"My research is focused on global data regulation, in other words, on how and in what manner data generation, data use and data trade are regulated in different countries. In this regard, we have been observing different models of regulation pursued globally as well as harmonisation efforts in different regions. This is an exciting process because, on the one hand, a society's data use always comes with the question of whether and in what manner the data's innovation potential is being utilised. On the other hand, you have to tackle risks – including the endangerment of individuals when their personal data are processed – in a careful manner.
Since completing my doctorate on copyright enforcement on the internet, I have been exploring issues of the digital world with a particular focus on clashes of interest in information society. Next to data regulation, I am researching the developments from the perspective of contract law. Many digital interactions are based on contracts. Often with the involvement of many different parties, on platforms for example and with the help of bots.
In my research, I benefit immensely from interdisciplinary cooperation. The cluster project "Vectors of Data Disclosure" in Passau, which is funded by the Bavarian Research Institute for Digital Transformation, is a case in point for this.
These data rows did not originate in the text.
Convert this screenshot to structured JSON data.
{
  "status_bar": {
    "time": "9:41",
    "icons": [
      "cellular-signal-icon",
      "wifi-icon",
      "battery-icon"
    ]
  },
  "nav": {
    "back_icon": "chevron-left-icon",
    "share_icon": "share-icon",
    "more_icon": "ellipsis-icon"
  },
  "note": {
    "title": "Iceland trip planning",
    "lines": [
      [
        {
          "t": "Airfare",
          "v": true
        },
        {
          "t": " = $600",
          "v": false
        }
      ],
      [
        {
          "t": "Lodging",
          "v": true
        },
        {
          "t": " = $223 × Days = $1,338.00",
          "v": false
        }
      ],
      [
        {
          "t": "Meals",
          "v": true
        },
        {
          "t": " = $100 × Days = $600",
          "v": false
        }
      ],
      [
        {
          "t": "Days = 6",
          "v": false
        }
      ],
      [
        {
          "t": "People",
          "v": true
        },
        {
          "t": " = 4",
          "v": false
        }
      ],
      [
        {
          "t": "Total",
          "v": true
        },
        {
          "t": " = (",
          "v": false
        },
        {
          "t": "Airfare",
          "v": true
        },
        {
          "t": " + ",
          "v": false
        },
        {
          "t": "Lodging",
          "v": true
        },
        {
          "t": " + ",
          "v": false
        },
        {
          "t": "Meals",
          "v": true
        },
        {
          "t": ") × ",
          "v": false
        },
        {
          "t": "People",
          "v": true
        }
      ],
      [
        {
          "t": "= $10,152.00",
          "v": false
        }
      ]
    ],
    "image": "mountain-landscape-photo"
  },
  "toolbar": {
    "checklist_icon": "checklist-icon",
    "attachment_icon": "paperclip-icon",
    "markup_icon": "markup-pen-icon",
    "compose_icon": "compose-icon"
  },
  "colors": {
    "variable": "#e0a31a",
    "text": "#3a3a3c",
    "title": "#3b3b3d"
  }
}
We have teamed up for the project with cultural science and business information system researchers in order to explore how and why people disclose their own personal data and how cultural factors and the general legal conditions affect this decision-making process in very different countries of the global north and the global south."
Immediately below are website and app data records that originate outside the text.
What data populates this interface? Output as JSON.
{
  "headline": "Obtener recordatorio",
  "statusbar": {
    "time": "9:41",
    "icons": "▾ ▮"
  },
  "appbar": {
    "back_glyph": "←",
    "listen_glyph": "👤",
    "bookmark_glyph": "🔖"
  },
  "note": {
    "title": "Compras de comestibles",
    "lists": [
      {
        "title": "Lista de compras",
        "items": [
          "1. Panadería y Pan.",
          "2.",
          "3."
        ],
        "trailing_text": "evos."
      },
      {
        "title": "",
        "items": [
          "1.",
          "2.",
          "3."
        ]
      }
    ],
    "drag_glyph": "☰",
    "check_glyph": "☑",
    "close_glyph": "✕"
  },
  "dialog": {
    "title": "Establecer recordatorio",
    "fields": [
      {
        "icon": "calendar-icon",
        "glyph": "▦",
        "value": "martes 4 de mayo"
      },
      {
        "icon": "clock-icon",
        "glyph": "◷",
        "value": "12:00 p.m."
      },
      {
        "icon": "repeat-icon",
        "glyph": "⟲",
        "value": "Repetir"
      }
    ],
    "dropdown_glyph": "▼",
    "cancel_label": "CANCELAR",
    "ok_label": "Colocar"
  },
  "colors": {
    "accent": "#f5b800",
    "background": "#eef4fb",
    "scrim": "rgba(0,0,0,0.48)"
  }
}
More about his research
Professor Hennemann's research focuses on the global development of data and data protection law as well as the legal and regulatory framework of the digital economy.
Click here to view Professor Hennemann's publications.